YOUR GOAL: The expected output is each entry, given again exactly.

THE DATA:
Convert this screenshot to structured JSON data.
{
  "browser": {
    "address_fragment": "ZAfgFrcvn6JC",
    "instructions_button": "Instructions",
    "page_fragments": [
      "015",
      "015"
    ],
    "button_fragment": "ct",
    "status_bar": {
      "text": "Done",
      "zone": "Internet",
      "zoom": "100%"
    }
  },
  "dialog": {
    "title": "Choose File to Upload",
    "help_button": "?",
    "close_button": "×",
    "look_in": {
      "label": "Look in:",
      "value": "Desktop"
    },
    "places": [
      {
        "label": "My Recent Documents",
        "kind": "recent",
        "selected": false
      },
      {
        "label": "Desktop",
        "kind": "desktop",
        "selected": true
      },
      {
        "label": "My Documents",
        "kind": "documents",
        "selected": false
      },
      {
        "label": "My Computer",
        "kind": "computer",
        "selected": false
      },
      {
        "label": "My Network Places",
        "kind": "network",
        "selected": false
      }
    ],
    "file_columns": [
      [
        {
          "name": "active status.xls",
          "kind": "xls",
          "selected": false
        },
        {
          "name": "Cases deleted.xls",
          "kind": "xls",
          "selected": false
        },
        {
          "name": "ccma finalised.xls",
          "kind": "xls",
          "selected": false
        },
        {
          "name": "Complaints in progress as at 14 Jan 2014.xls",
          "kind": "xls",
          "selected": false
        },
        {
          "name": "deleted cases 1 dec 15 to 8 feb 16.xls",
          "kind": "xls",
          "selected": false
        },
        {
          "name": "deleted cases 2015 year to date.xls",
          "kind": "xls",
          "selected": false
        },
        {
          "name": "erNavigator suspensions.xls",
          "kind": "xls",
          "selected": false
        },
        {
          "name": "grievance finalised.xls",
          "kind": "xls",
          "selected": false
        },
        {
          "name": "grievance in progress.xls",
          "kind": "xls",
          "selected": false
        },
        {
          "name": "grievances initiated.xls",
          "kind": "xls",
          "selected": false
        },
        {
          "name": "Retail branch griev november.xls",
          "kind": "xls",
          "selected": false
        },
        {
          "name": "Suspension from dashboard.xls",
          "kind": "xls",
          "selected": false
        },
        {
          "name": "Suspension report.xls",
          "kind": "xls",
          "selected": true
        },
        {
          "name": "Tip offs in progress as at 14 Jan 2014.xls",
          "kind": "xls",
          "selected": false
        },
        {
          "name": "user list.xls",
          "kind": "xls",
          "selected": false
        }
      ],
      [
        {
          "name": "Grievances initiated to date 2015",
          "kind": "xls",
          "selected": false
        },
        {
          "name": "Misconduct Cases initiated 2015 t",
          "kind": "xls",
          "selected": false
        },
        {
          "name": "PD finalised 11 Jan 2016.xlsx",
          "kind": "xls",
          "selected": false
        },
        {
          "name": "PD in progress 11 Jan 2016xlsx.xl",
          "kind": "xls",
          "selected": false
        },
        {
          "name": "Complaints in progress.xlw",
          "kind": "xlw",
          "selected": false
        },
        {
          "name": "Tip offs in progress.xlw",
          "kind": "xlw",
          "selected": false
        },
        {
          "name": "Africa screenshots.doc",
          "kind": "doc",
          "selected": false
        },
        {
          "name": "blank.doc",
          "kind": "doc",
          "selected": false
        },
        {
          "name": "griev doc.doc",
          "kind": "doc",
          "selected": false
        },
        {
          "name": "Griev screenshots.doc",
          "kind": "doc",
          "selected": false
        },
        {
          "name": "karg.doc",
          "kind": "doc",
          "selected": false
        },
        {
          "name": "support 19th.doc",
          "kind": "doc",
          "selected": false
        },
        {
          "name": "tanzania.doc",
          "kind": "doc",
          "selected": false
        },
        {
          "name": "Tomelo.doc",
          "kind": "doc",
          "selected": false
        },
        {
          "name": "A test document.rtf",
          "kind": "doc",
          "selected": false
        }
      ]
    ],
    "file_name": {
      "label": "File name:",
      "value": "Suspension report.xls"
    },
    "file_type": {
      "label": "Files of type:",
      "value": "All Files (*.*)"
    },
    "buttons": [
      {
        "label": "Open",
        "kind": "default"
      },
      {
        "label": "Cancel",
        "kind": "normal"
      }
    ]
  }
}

RESPONSE TO THIS TASK:
Convert this screenshot to structured JSON data.
{
  "browser": {
    "address_fragment": "ZAfgFrcvn6JC",
    "instructions_button": "Instructions",
    "page_fragments": [
      "015",
      "015"
    ],
    "button_fragment": "ct",
    "status_bar": {
      "text": "Done",
      "zone": "Internet",
      "zoom": "100%"
    }
  },
  "dialog": {
    "title": "Choose File to Upload",
    "help_button": "?",
    "close_button": "×",
    "look_in": {
      "label": "Look in:",
      "value": "Desktop"
    },
    "places": [
      {
        "label": "My Recent Documents",
        "kind": "recent",
        "selected": false
      },
      {
        "label": "Desktop",
        "kind": "desktop",
        "selected": true
      },
      {
        "label": "My Documents",
        "kind": "documents",
        "selected": false
      },
      {
        "label": "My Computer",
        "kind": "computer",
        "selected": false
      },
      {
        "label": "My Network Places",
        "kind": "network",
        "selected": false
      }
    ],
    "file_columns": [
      [
        {
          "name": "active status.xls",
          "kind": "xls",
          "selected": false
        },
        {
          "name": "Cases deleted.xls",
          "kind": "xls",
          "selected": false
        },
        {
          "name": "ccma finalised.xls",
          "kind": "xls",
          "selected": false
        },
        {
          "name": "Complaints in progress as at 14 Jan 2014.xls",
          "kind": "xls",
          "selected": false
        },
        {
          "name": "deleted cases 1 dec 15 to 8 feb 16.xls",
          "kind": "xls",
          "selected": false
        },
        {
          "name": "deleted cases 2015 year to date.xls",
          "kind": "xls",
          "selected": false
        },
        {
          "name": "erNavigator suspensions.xls",
          "kind": "xls",
          "selected": false
        },
        {
          "name": "grievance finalised.xls",
          "kind": "xls",
          "selected": false
        },
        {
          "name": "grievance in progress.xls",
          "kind": "xls",
          "selected": false
        },
        {
          "name": "grievances initiated.xls",
          "kind": "xls",
          "selected": false
        },
        {
          "name": "Retail branch griev november.xls",
          "kind": "xls",
          "selected": false
        },
        {
          "name": "Suspension from dashboard.xls",
          "kind": "xls",
          "selected": false
        },
        {
          "name": "Suspension report.xls",
          "kind": "xls",
          "selected": true
        },
        {
          "name": "Tip offs in progress as at 14 Jan 2014.xls",
          "kind": "xls",
          "selected": false
        },
        {
          "name": "user list.xls",
          "kind": "xls",
          "selected": false
        }
      ],
      [
        {
          "name": "Grievances initiated to date 2015",
          "kind": "xls",
          "selected": false
        },
        {
          "name": "Misconduct Cases initiated 2015 t",
          "kind": "xls",
          "selected": false
        },
        {
          "name": "PD finalised 11 Jan 2016.xlsx",
          "kind": "xls",
          "selected": false
        },
        {
          "name": "PD in progress 11 Jan 2016xlsx.xl",
          "kind": "xls",
          "selected": false
        },
        {
          "name": "Complaints in progress.xlw",
          "kind": "xlw",
          "selected": false
        },
        {
          "name": "Tip offs in progress.xlw",
          "kind": "xlw",
          "selected": false
        },
        {
          "name": "Africa screenshots.doc",
          "kind": "doc",
          "selected": false
        },
        {
          "name": "blank.doc",
          "kind": "doc",
          "selected": false
        },
        {
          "name": "griev doc.doc",
          "kind": "doc",
          "selected": false
        },
        {
          "name": "Griev screenshots.doc",
          "kind": "doc",
          "selected": false
        },
        {
          "name": "karg.doc",
          "kind": "doc",
          "selected": false
        },
        {
          "name": "support 19th.doc",
          "kind": "doc",
          "selected": false
        },
        {
          "name": "tanzania.doc",
          "kind": "doc",
          "selected": false
        },
        {
          "name": "Tomelo.doc",
          "kind": "doc",
          "selected": false
        },
        {
          "name": "A test document.rtf",
          "kind": "doc",
          "selected": false
        }
      ]
    ],
    "file_name": {
      "label": "File name:",
      "value": "Suspension report.xls"
    },
    "file_type": {
      "label": "Files of type:",
      "value": "All Files (*.*)"
    },
    "buttons": [
      {
        "label": "Open",
        "kind": "default"
      },
      {
        "label": "Cancel",
        "kind": "normal"
      }
    ]
  }
}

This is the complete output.